Riding high off the success of its predecessor, I wanted to be on top of Scream 2 (1997) since the first had completely slipped through my fingers. I was turning fourteen when the sequel hit theaters. I didn't see the original until it was available on VHS, borrowing it from a friend of mine and making the mistake of watching it with my mom during a time you don't want to watch those kinds of movies with any sort of guardian. Actually, I'm still against watching content with even as much as a nuanced sex joke in it with my mother. Puritanism reigns.
First film survivors Sidney Prescott (Neve Campbell) and Randy Meeks (Jamie Kennedy) make their way to Windsor College after graduating high school. Randy studies film and Sidney finds a major in both theatre and confronting phone pranksters with caller ID who only think they're funny by trivializing her ordeal with Billy and Stu. Additionally, the other survivors of the Woodsboro crime wave Gale and Dewey (Courtney Cox and David Arquette) return when someone else decides to use the same mask to go on a murdering spree on campus. Once again targeting Sidney and everyone she's close to.
Thus begins a tragic thought pattern: this woman can't buy a break.
Pinkett's quips were fluidly delivered with attitude, yet so painstakingly scripted and cringe worthy. Williamson, never shy about admitting wanting his characters to always have the right thing to say at the right time very much took his share of notes from the Black Acting School. Consider Pinkett's role as Peaches in A Low Down Dirty Shame (1994). I would argue the characters were almost similar, but written by a Black man, Keenan Ivory Wayans, the character was a beautiful, street smart, and comic relief sidekick that was far from buffoonish. And she gets the guy at the end.
Maureen wasn't very likeable to some critics.
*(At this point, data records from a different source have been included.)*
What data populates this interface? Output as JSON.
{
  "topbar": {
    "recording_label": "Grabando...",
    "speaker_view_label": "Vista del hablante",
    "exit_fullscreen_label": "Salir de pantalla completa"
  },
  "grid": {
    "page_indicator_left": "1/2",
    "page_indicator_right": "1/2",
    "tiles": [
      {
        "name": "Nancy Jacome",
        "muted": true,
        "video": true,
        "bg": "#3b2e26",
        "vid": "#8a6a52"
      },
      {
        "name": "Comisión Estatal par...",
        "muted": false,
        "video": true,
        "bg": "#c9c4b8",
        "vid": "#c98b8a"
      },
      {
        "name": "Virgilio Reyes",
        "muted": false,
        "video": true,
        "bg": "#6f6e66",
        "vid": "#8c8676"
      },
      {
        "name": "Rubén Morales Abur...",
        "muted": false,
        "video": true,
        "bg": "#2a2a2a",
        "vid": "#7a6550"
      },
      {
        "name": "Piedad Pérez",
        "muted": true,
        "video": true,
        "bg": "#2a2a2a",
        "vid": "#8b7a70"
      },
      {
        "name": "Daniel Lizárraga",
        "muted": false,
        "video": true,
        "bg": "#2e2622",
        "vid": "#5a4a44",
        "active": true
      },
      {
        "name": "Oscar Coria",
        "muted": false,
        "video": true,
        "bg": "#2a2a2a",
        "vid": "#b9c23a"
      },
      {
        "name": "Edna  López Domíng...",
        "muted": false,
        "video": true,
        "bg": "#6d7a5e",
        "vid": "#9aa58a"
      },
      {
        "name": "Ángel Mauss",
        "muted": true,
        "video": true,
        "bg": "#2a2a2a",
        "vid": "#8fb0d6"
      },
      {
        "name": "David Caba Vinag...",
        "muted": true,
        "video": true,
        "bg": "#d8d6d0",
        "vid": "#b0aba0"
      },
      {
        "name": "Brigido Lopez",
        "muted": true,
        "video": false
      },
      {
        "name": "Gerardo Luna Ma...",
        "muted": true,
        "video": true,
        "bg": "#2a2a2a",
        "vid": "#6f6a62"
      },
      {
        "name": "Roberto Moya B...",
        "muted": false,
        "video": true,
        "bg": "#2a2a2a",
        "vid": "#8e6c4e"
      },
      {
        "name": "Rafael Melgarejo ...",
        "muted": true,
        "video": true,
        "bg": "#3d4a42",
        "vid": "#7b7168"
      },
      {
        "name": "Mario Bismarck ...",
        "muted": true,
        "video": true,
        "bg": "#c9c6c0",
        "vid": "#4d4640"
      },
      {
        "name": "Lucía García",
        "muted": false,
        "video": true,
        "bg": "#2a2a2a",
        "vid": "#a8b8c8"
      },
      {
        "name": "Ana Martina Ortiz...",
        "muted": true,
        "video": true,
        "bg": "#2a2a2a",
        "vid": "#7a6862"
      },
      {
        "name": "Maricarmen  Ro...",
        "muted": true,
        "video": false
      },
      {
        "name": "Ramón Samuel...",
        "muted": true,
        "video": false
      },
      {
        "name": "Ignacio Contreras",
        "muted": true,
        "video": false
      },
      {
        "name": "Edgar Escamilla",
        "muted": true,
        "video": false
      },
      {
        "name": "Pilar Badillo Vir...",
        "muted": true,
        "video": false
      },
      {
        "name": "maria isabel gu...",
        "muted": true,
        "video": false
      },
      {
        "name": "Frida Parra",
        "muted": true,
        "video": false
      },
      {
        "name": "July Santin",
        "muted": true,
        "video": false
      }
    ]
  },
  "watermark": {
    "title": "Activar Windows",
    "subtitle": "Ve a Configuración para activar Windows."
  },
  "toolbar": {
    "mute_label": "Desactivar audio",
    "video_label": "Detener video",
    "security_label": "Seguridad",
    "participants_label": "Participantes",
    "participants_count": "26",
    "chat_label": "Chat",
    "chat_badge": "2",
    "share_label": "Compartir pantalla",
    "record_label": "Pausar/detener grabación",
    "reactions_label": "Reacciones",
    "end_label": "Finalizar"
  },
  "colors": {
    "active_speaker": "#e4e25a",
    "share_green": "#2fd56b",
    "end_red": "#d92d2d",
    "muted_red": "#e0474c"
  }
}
But what did stand out with introspection was during the chaos in the theater as Maureen was being stabbed to death, took her last breaths to the front of a screen adaptation of a "real life" tragedy as a "real life" victim of thus inspired tragedy. It's very meta, and very 90s. It was that memorable, serious moment as patrons realized this woman was actually murdered, and we reflect on this as commentary of the escalated violence put on display during those times. Violent crime was theater. And realizing that our rapidly changing mediated world had reached some pretty low heights.
It's been said that her character was supposed to actually be one of the killers. Imagine what you will, but that would've been a lot more interesting. Especially considering there's a line in the film from Dewey (David Arquette) about the profile of most serial killers being "white males," Hallie's relatively low profile would've made a lot more sense instead of just acquiring the torch of token.
The bottom line is, these ladies earned their paycheck. Big stars at the time were signing on to this franchise before they even read the script with no care to how big or small their roles were. And I still do enjoy this film and remember the fun I had seeing it opening night.